» Task details
All lines holding the string "name" should be copied from the data below.

Saved data entries
**********
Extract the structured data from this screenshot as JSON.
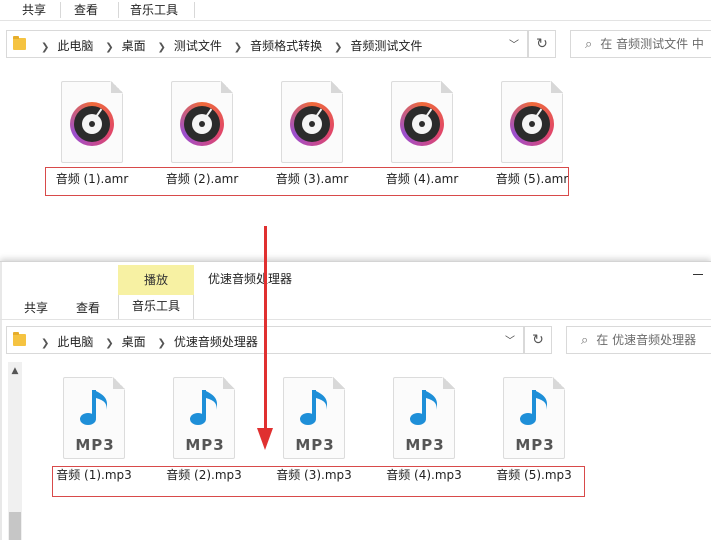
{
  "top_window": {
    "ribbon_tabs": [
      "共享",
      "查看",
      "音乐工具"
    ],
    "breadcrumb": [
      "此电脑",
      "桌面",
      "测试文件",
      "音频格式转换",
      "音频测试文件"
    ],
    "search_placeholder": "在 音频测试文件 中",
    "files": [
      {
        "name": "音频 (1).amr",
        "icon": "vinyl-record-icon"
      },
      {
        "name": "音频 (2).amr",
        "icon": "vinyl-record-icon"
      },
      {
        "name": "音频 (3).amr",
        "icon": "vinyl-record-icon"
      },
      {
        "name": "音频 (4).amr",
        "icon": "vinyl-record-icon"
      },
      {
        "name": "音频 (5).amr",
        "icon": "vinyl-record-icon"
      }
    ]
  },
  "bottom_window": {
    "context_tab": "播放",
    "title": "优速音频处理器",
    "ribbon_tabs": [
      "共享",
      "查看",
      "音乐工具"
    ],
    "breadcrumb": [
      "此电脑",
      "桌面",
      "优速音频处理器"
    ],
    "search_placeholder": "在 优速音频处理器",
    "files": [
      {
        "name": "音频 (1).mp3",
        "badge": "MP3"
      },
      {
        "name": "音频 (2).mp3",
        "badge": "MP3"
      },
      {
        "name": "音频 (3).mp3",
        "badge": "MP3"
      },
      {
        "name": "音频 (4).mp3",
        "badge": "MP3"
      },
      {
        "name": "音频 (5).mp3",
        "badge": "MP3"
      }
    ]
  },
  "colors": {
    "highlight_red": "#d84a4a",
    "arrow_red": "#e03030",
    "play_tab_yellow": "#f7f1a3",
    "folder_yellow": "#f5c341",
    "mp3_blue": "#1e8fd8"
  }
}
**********
» Exercise answer
        "name": "音频 (1).amr",
        "name": "音频 (2).amr",
        "name": "音频 (3).amr",
        "name": "音频 (4).amr",
        "name": "音频 (5).amr",
        "name": "音频 (1).mp3",
        "name": "音频 (2).mp3",
        "name": "音频 (3).mp3",
        "name": "音频 (4).mp3",
        "name": "音频 (5).mp3",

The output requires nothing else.